> _EXERCISE GOAL_:
Line by line, copy the entries exactly, excluding the pictures.

> _Dataset rows for apps and sites_:

———

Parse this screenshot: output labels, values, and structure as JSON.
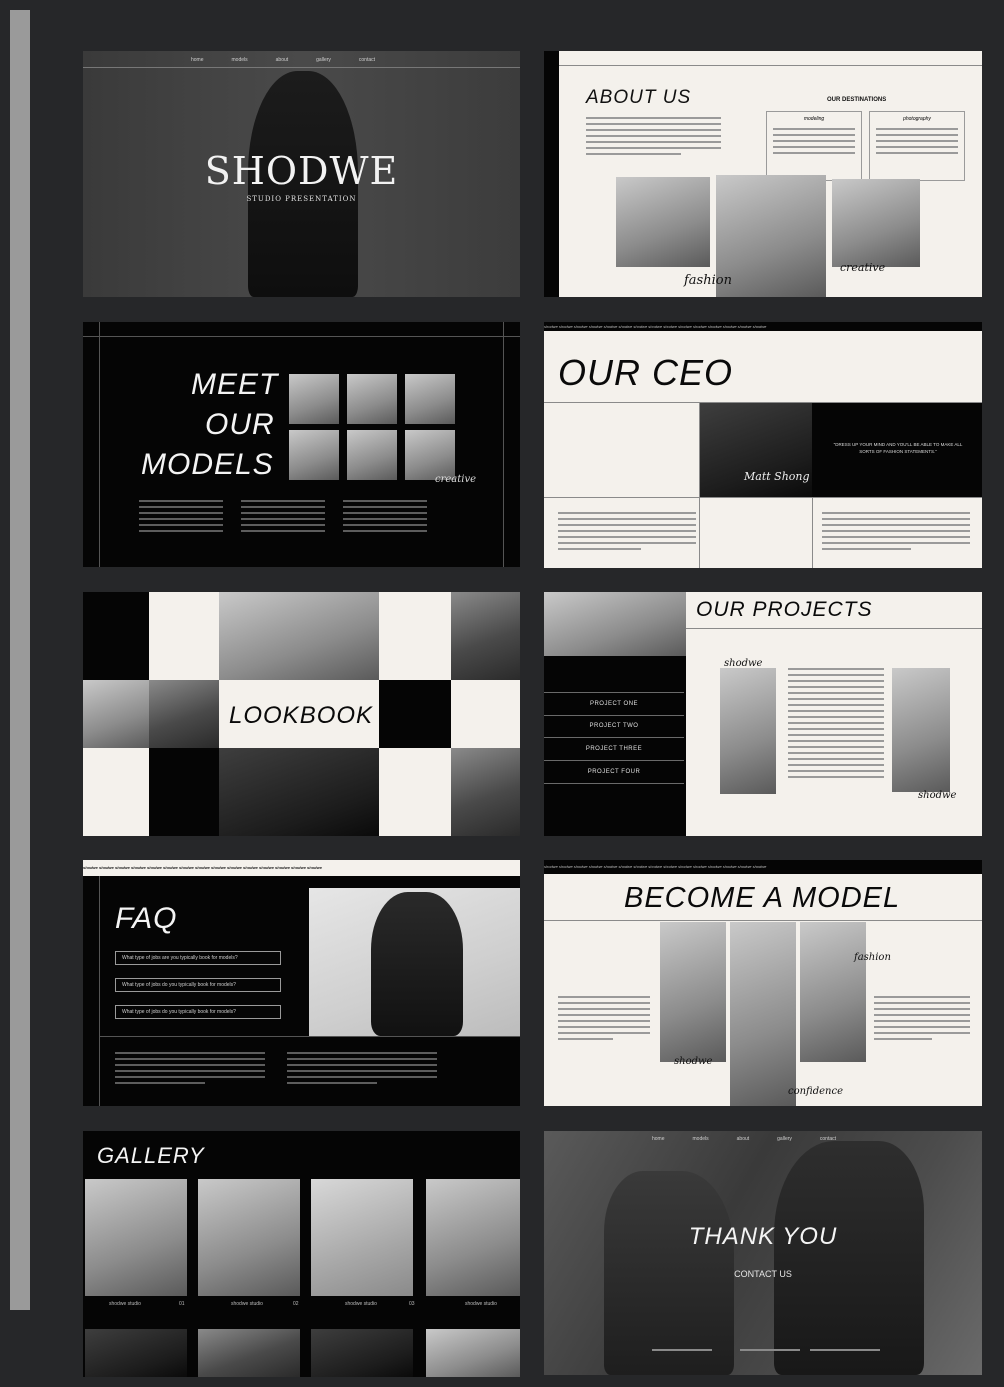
{
  "s1": {
    "nav": [
      "home",
      "models",
      "about",
      "gallery",
      "contact"
    ],
    "title": "SHODWE",
    "subtitle": "STUDIO PRESENTATION"
  },
  "s2": {
    "title": "ABOUT US",
    "dest": "OUR DESTINATIONS",
    "col1": "modeling",
    "col2": "photography",
    "script1": "fashion",
    "script2": "creative"
  },
  "s3": {
    "title_l1": "MEET",
    "title_l2": "OUR",
    "title_l3": "MODELS",
    "script": "creative"
  },
  "s4": {
    "title": "OUR CEO",
    "quote": "\"DRESS UP YOUR MIND AND YOU'LL BE ABLE TO MAKE ALL SORTS OF FASHION STATEMENTS.\"",
    "signature": "Matt Shong",
    "ticker": "shodwe shodwe shodwe shodwe shodwe shodwe shodwe shodwe shodwe shodwe shodwe shodwe shodwe shodwe shodwe"
  },
  "s5": {
    "title": "LOOKBOOK"
  },
  "s6": {
    "title": "OUR PROJECTS",
    "items": [
      "PROJECT ONE",
      "PROJECT TWO",
      "PROJECT THREE",
      "PROJECT FOUR"
    ],
    "script1": "shodwe",
    "script2": "shodwe"
  },
  "s7": {
    "title": "FAQ",
    "q1": "What type of jobs are you typically book for models?",
    "q2": "What type of jobs do you typically book for models?",
    "q3": "What type of jobs do you typically book for models?",
    "ticker": "shodwe shodwe shodwe shodwe shodwe shodwe shodwe shodwe shodwe shodwe shodwe shodwe shodwe shodwe shodwe"
  },
  "s8": {
    "title": "BECOME A MODEL",
    "script1": "fashion",
    "script2": "shodwe",
    "script3": "confidence",
    "ticker": "shodwe shodwe shodwe shodwe shodwe shodwe shodwe shodwe shodwe shodwe shodwe shodwe shodwe shodwe shodwe"
  },
  "s9": {
    "title": "GALLERY",
    "caps": [
      "shodwe studio",
      "shodwe studio",
      "shodwe studio",
      "shodwe studio"
    ],
    "nums": [
      "01",
      "02",
      "03",
      "04"
    ]
  },
  "s10": {
    "nav": [
      "home",
      "models",
      "about",
      "gallery",
      "contact"
    ],
    "title": "THANK YOU",
    "contact": "CONTACT US"
  }
}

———

> _ANSWER TO THE PROBLEM_:
Parse this screenshot: output labels, values, and structure as JSON.
{
  "s1": {
    "nav": [
      "home",
      "models",
      "about",
      "gallery",
      "contact"
    ],
    "title": "SHODWE",
    "subtitle": "STUDIO PRESENTATION"
  },
  "s2": {
    "title": "ABOUT US",
    "dest": "OUR DESTINATIONS",
    "col1": "modeling",
    "col2": "photography",
    "script1": "fashion",
    "script2": "creative"
  },
  "s3": {
    "title_l1": "MEET",
    "title_l2": "OUR",
    "title_l3": "MODELS",
    "script": "creative"
  },
  "s4": {
    "title": "OUR CEO",
    "quote": "\"DRESS UP YOUR MIND AND YOU'LL BE ABLE TO MAKE ALL SORTS OF FASHION STATEMENTS.\"",
    "signature": "Matt Shong",
    "ticker": "shodwe shodwe shodwe shodwe shodwe shodwe shodwe shodwe shodwe shodwe shodwe shodwe shodwe shodwe shodwe"
  },
  "s5": {
    "title": "LOOKBOOK"
  },
  "s6": {
    "title": "OUR PROJECTS",
    "items": [
      "PROJECT ONE",
      "PROJECT TWO",
      "PROJECT THREE",
      "PROJECT FOUR"
    ],
    "script1": "shodwe",
    "script2": "shodwe"
  },
  "s7": {
    "title": "FAQ",
    "q1": "What type of jobs are you typically book for models?",
    "q2": "What type of jobs do you typically book for models?",
    "q3": "What type of jobs do you typically book for models?",
    "ticker": "shodwe shodwe shodwe shodwe shodwe shodwe shodwe shodwe shodwe shodwe shodwe shodwe shodwe shodwe shodwe"
  },
  "s8": {
    "title": "BECOME A MODEL",
    "script1": "fashion",
    "script2": "shodwe",
    "script3": "confidence",
    "ticker": "shodwe shodwe shodwe shodwe shodwe shodwe shodwe shodwe shodwe shodwe shodwe shodwe shodwe shodwe shodwe"
  },
  "s9": {
    "title": "GALLERY",
    "caps": [
      "shodwe studio",
      "shodwe studio",
      "shodwe studio",
      "shodwe studio"
    ],
    "nums": [
      "01",
      "02",
      "03",
      "04"
    ]
  },
  "s10": {
    "nav": [
      "home",
      "models",
      "about",
      "gallery",
      "contact"
    ],
    "title": "THANK YOU",
    "contact": "CONTACT US"
  }
}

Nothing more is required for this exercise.